      I’d say The New Republic is the troll left rather than the far left. Emphasis on troll.

      • Kevin B.

        Yes. “Concern troll” applies to a lot of what they publish.

  • AnOuthouse

    The New Republic is far left? Maybe its time for your annual calibration. A pretty empty post. I don’t know any more about Booker other than he has a -D after his name. I guess that’s good enough for some people. There were other -D’s in the race.

    • JMAshby

      I don’t know any more about Booker other than he has a -D after his name.


    • Oscar Jimison

      Other D’s that had zero chance of winning the U.S. Senate seat.

    • Lady Willpower

      Shame you couldn’t be arsed to actually look him up and find out some actual information.
      A pretty empty comment.

  • GrafZeppelin127

    There are times when I fully and completely understand why the far right hates the far left.

    • D_C_Wilson

      I have no use for the either extreme. One wants to turn America into a corporate theocracy, the other just wants to pitch a fit rather than do anything constructive because the last candidate they voted for didn’t give them the pony they were expecting.

      • KABoink_after_wingnut_hacker

        You said it!
        And these are the same types of purists who gave us GW Bush (and all the destruction he caused our nation) by wasting their vote on Ralph Nader in 2000.

    • FlipYrWhig

      Well, it has to be said, though, that the actual “far left” is minuscule, and that most of the loudest Obama critics aren’t ideologically “far left” at all, just grumpy and hypercritical. Most of the people who complain about “hippie punching” think that the fact that people want to punch them makes them hippies. They flatter themselves. They’re not hippies, they’re just punchable.

  • Oscar Jimison

    Susie Madrak over at Crooks and Liars posted one of these hit pieces on Booker a couple of days ago. The comment section was very telling. A lot of references to Booker as “slick” e.g.: “He reminds me of Harold Ford, but slicker”. And plenty of comparisons to President Obama, painting them both negatively.

    I’ve always found “slick” to be an interesting and borderline racist description, in that it’s usually applied to black men in an “I just can put my finger on why I don’t like him” sort of way. You rarely hear it applied to white men. It’s kind of like when you here Chris Mathews and others talk about how the Obama’s don’t seem “grateful” to be in the White House. I don’t recall ever hearing that knock against any other first family, Democrat or Republican.

    • JMAshby

      Virtually everything she writes is wrong at its core.

    • KABoink_after_wingnut_hacker

      As a person who visited and posted at C&L for many years, I can safely say without hesitation that it has become a septic tank of extreme leftwing bile.
      There are a lot more smart, current and enlightening sites to visit.

      • D_C_Wilson

        I have to agree.
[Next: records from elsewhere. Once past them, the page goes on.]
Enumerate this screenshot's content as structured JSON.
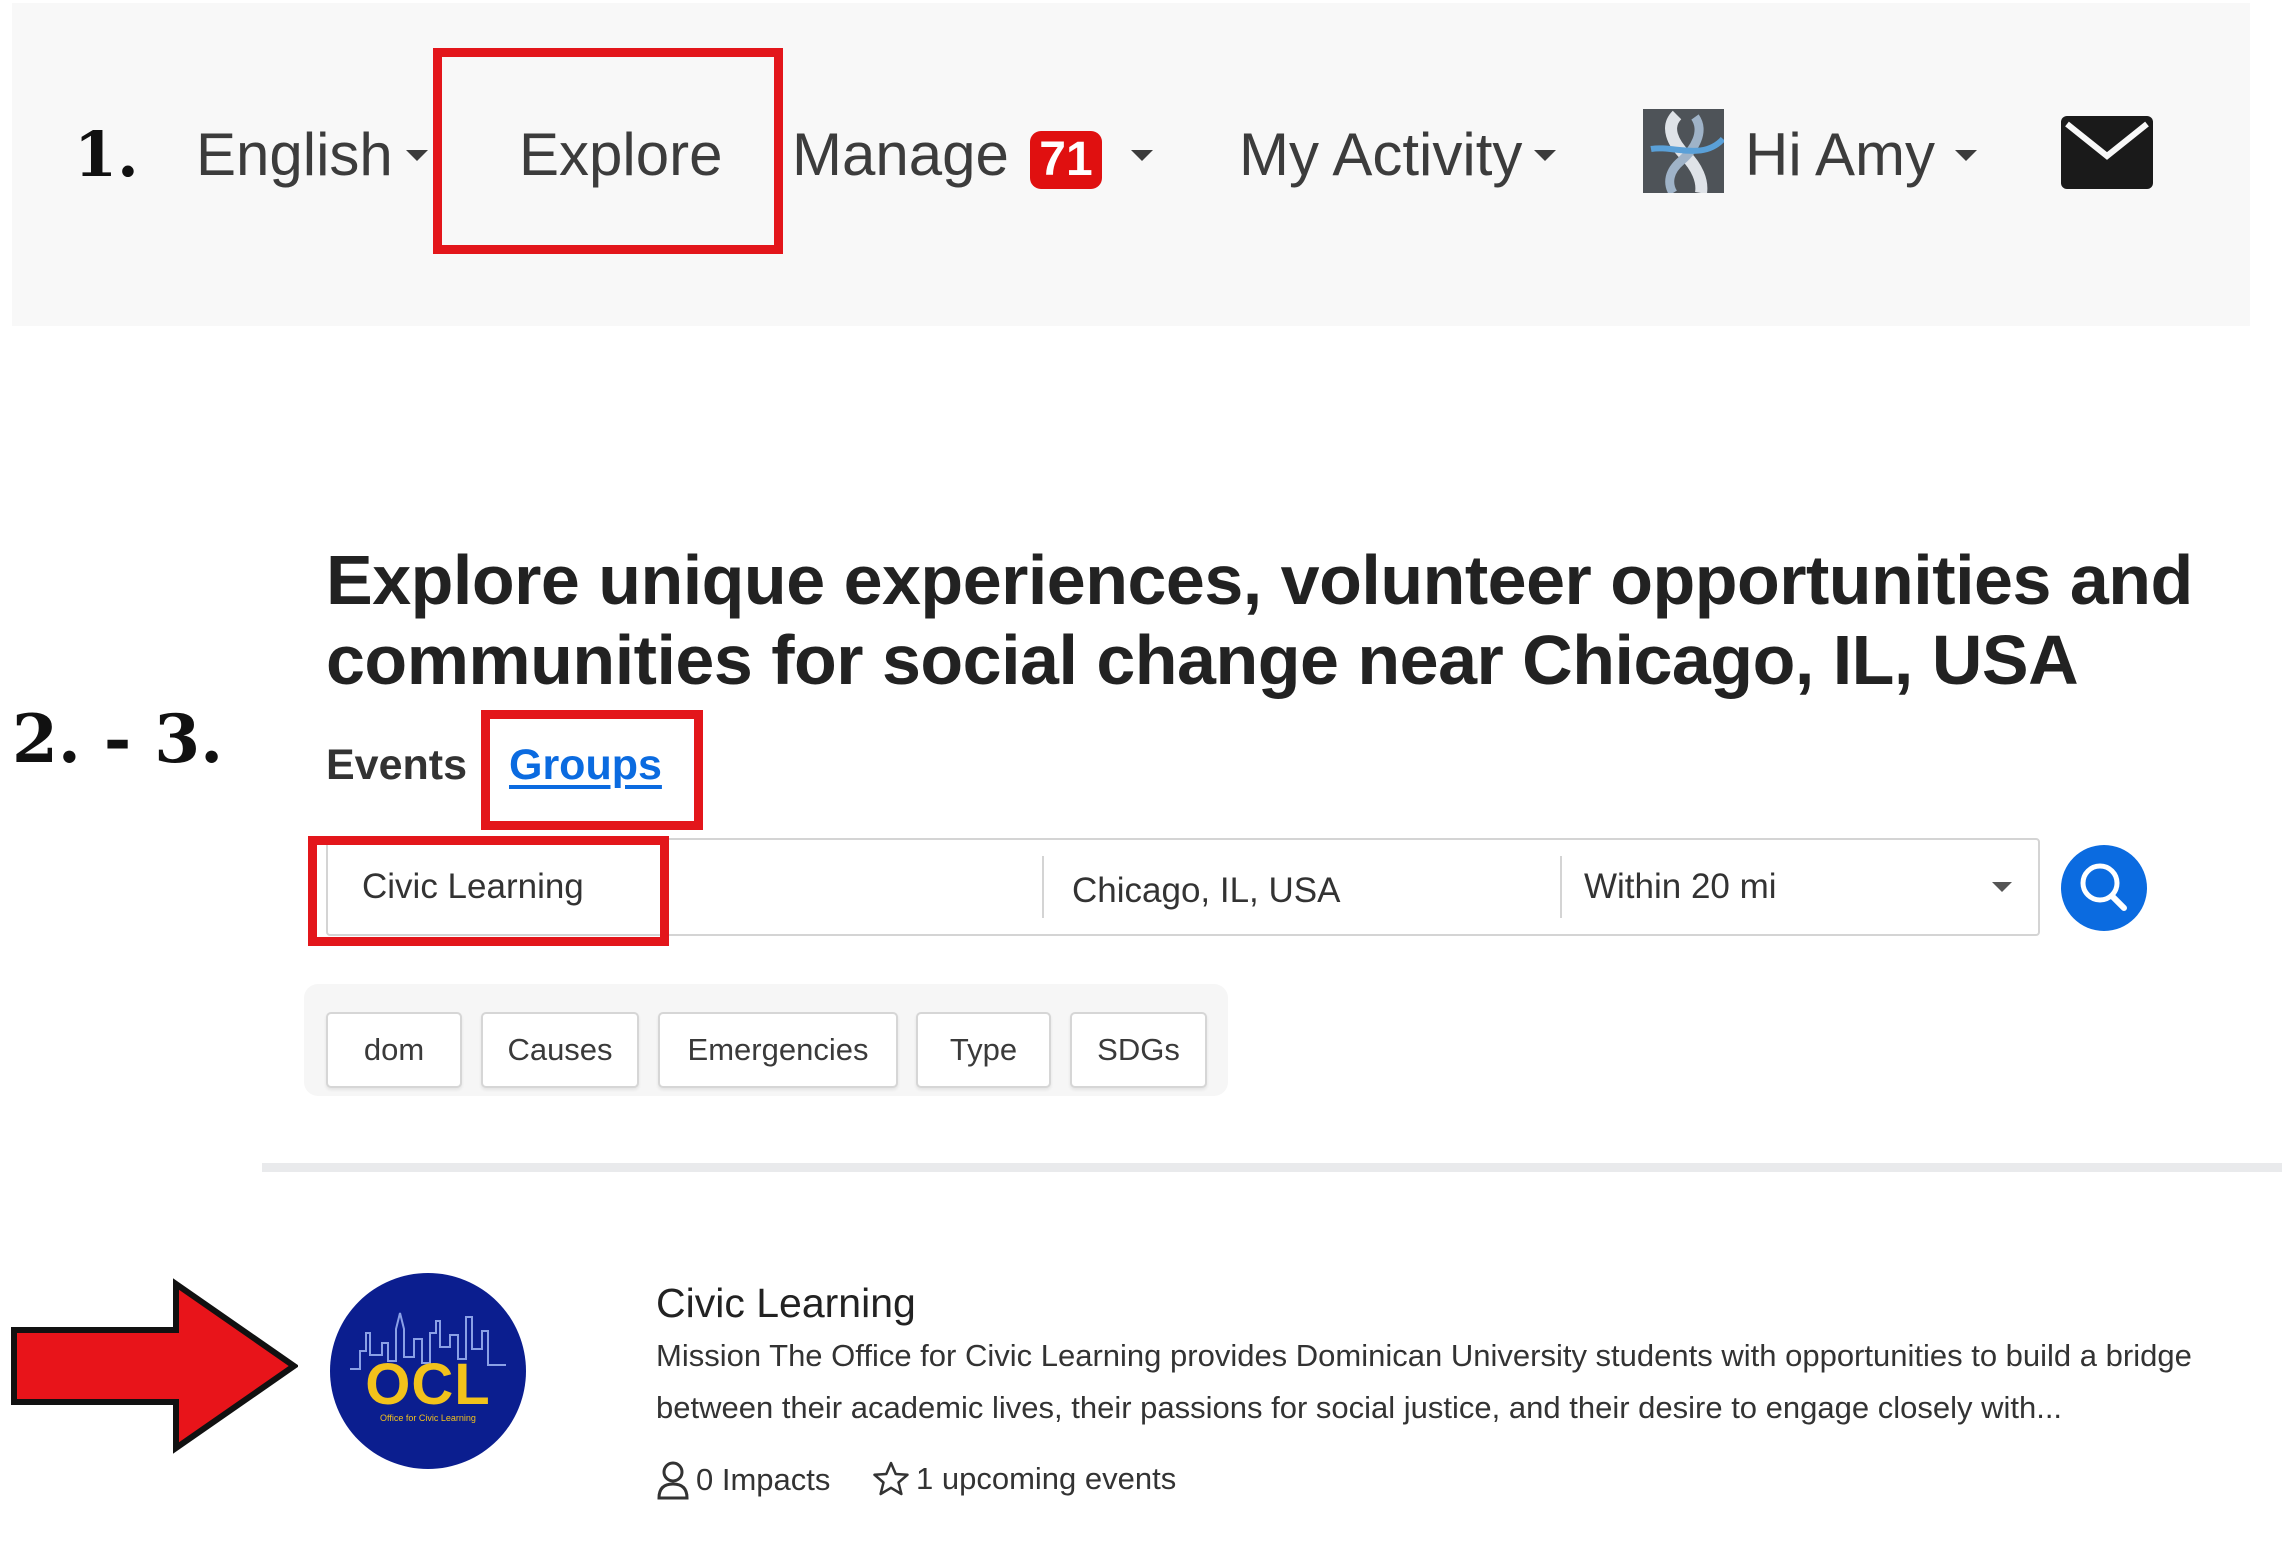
{
  "annotations": {
    "step1": "1.",
    "step2_3": "2. - 3."
  },
  "navbar": {
    "language": "English",
    "explore": "Explore",
    "manage": "Manage",
    "manage_badge": "71",
    "my_activity": "My Activity",
    "greeting": "Hi Amy",
    "mail_icon": "envelope-icon"
  },
  "explore": {
    "heading": "Explore unique experiences, volunteer opportunities and communities for social change near Chicago, IL, USA",
    "tabs": [
      "Events",
      "Groups"
    ],
    "search": {
      "keyword_value": "Civic Learning",
      "location_value": "Chicago, IL, USA",
      "distance": "Within 20 mi",
      "search_icon": "search-icon"
    },
    "filters": [
      "dom",
      "Causes",
      "Emergencies",
      "Type",
      "SDGs"
    ]
  },
  "result": {
    "logo_text": "OCL",
    "logo_subtext": "Office for Civic Learning",
    "title": "Civic Learning",
    "description": "Mission The Office for Civic Learning provides Dominican University students with opportunities to build a bridge between their academic lives, their passions for social justice, and their desire to engage closely with...",
    "impacts": "0 Impacts",
    "upcoming_events": "1 upcoming events"
  },
  "colors": {
    "highlight_red": "#e3161b",
    "link_blue": "#0b6be0",
    "badge_red": "#e01010",
    "logo_navy": "#0b1e8f",
    "logo_gold": "#f2c21b"
  }
}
I used to enjoy that site, but they’ve become just another, “He’s worse than Bush!” Piss-and-moan fest.

    • mrbrink

      Yeah, on “slick,” I think you’re on to something. They called President Clinton “Slick-Willy“– really drove it home, too, and he was considered by some wisenheimers to be America’s ‘first black president’ at the time. There’s an association to the word.

    • FlipYrWhig

      I’m not sure about “slick” being more likely to be applied to African American political figures. Terry McAuliffe, for instance, gets called slick. I feel like in liberal-left circles it means essentially “salesmanlike” or “corporate.” How often is Obama called slick among that crowd?